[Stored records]
+-------+

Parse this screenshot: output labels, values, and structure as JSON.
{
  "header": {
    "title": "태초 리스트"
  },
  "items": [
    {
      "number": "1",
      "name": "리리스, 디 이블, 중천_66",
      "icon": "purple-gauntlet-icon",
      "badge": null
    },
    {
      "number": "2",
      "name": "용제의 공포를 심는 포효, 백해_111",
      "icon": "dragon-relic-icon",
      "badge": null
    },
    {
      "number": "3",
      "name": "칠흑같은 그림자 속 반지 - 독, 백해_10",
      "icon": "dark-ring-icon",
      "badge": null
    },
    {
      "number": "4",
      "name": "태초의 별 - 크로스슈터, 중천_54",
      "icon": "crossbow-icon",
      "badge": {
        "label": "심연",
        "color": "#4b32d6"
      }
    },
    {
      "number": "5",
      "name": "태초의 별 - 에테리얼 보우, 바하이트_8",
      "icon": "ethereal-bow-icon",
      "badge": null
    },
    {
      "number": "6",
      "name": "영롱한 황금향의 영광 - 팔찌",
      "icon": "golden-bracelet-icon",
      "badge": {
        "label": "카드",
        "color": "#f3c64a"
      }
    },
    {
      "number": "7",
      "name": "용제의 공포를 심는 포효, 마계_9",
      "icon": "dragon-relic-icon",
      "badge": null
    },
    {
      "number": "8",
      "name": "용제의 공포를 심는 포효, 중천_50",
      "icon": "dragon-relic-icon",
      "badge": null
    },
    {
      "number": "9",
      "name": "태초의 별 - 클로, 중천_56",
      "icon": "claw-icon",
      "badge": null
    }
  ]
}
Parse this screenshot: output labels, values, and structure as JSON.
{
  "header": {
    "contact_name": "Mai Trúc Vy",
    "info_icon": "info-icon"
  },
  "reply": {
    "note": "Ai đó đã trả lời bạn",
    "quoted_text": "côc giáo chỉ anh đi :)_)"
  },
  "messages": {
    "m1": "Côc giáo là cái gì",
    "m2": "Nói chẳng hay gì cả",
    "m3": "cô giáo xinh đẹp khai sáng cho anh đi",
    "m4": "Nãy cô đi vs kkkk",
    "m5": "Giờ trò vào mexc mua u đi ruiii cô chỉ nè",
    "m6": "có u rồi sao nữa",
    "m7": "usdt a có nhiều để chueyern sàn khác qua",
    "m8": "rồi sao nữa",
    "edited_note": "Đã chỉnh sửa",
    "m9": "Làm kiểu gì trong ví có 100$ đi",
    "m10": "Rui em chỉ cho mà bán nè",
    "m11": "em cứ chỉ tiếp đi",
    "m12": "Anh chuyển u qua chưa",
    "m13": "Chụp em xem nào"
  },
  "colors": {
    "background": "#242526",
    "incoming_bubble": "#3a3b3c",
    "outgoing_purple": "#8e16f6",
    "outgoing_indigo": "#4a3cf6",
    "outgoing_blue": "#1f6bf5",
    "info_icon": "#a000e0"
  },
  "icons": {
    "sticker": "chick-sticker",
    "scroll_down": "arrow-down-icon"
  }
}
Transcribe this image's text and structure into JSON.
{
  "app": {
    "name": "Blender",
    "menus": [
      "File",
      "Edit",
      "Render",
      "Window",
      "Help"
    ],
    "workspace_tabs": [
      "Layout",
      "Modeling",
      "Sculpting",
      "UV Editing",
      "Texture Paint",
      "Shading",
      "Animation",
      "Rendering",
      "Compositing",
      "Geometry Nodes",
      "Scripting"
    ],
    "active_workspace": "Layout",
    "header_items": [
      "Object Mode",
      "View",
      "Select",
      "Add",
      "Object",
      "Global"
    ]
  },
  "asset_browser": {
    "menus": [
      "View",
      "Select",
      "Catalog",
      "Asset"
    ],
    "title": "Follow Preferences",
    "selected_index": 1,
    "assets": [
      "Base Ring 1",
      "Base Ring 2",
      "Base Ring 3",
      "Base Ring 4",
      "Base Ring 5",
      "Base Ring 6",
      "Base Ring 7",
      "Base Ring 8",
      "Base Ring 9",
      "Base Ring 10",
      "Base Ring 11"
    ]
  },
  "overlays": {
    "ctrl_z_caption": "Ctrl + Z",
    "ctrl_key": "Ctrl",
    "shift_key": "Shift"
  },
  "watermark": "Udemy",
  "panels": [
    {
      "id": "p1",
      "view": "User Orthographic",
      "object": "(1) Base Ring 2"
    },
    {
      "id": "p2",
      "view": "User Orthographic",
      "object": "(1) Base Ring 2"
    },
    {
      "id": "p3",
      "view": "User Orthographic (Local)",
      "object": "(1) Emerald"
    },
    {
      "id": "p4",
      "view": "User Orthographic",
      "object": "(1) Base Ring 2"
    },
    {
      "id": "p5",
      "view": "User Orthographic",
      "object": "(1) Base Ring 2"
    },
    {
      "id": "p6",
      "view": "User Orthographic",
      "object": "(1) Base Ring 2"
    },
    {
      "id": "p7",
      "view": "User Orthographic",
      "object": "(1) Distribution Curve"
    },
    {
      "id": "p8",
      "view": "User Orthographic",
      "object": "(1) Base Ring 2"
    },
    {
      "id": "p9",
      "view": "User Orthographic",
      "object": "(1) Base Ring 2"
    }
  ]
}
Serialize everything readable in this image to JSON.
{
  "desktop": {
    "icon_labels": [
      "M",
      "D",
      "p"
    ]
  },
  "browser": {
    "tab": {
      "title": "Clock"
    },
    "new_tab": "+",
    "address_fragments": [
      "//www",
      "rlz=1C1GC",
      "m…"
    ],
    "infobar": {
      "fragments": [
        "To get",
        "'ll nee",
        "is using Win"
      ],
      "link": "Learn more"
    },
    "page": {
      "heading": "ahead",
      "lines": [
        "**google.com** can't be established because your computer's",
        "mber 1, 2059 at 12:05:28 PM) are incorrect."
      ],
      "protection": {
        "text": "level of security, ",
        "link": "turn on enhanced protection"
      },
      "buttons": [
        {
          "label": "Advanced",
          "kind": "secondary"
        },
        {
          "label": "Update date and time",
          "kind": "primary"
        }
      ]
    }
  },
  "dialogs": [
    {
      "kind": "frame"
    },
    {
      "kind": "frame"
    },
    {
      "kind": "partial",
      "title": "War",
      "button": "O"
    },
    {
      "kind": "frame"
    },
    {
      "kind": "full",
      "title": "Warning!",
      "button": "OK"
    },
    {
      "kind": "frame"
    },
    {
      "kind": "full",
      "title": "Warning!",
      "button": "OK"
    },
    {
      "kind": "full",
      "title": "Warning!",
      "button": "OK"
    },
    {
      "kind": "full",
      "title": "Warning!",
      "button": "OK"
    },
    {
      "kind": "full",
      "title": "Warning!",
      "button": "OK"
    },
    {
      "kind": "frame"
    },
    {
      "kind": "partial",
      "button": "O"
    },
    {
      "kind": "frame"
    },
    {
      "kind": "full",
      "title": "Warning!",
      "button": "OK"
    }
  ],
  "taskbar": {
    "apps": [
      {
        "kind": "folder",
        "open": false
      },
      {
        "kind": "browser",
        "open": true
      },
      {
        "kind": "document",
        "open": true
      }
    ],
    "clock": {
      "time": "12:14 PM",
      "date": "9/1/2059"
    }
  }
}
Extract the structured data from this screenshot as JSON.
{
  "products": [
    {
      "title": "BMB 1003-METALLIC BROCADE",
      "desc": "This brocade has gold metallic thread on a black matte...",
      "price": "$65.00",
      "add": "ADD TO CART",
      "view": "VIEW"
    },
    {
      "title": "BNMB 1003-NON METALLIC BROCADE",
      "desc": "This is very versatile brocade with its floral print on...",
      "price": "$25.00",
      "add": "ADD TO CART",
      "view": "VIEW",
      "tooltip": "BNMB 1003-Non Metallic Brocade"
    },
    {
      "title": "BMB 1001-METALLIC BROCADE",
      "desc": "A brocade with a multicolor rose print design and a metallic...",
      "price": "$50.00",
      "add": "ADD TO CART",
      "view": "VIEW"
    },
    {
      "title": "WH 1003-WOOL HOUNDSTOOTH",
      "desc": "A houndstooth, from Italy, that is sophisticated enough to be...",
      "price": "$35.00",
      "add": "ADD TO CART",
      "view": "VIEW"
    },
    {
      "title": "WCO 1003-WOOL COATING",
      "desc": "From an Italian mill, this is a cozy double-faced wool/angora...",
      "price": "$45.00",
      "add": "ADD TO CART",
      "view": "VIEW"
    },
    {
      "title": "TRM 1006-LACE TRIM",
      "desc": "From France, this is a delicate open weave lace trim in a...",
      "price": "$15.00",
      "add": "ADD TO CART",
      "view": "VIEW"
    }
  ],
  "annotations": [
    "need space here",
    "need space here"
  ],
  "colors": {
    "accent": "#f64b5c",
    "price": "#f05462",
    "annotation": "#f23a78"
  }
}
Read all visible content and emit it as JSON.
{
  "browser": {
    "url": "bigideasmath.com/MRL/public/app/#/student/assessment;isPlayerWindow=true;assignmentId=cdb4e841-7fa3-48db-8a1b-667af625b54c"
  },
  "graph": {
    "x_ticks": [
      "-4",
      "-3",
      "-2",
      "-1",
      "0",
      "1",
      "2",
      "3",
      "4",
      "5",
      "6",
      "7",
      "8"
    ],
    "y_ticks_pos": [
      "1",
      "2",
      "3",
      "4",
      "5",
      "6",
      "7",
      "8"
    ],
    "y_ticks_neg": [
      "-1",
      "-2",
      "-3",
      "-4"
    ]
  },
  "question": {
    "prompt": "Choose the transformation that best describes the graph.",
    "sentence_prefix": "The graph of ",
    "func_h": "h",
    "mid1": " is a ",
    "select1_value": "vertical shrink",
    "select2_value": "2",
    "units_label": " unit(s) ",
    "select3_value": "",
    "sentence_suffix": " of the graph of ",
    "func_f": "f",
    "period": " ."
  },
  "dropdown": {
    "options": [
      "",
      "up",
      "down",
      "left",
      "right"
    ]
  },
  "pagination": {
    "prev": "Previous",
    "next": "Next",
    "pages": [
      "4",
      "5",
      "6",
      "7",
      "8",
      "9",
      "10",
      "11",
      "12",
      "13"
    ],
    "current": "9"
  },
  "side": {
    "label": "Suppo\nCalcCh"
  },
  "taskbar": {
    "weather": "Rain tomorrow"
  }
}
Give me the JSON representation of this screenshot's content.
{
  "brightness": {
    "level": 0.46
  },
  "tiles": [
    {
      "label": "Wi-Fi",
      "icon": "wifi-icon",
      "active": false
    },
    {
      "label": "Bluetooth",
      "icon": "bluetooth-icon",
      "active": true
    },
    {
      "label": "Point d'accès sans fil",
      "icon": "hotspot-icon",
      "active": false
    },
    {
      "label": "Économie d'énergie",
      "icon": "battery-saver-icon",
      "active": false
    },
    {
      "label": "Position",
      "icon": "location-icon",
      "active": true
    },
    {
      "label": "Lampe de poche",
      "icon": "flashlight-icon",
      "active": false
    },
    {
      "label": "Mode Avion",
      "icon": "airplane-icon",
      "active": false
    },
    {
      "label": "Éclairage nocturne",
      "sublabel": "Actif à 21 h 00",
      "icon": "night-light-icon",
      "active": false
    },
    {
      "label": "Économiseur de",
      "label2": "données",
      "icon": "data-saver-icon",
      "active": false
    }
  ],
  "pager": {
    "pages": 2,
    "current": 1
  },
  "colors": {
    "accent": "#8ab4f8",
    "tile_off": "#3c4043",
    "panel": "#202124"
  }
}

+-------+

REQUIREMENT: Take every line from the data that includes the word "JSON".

ANSWER AREA:
Parse this screenshot: output labels, values, and structure as JSON.
Parse this screenshot: output labels, values, and structure as JSON.
Transcribe this image's text and structure into JSON.
Serialize everything readable in this image to JSON.
Extract the structured data from this screenshot as JSON.
Read all visible content and emit it as JSON.
Give me the JSON representation of this screenshot's content.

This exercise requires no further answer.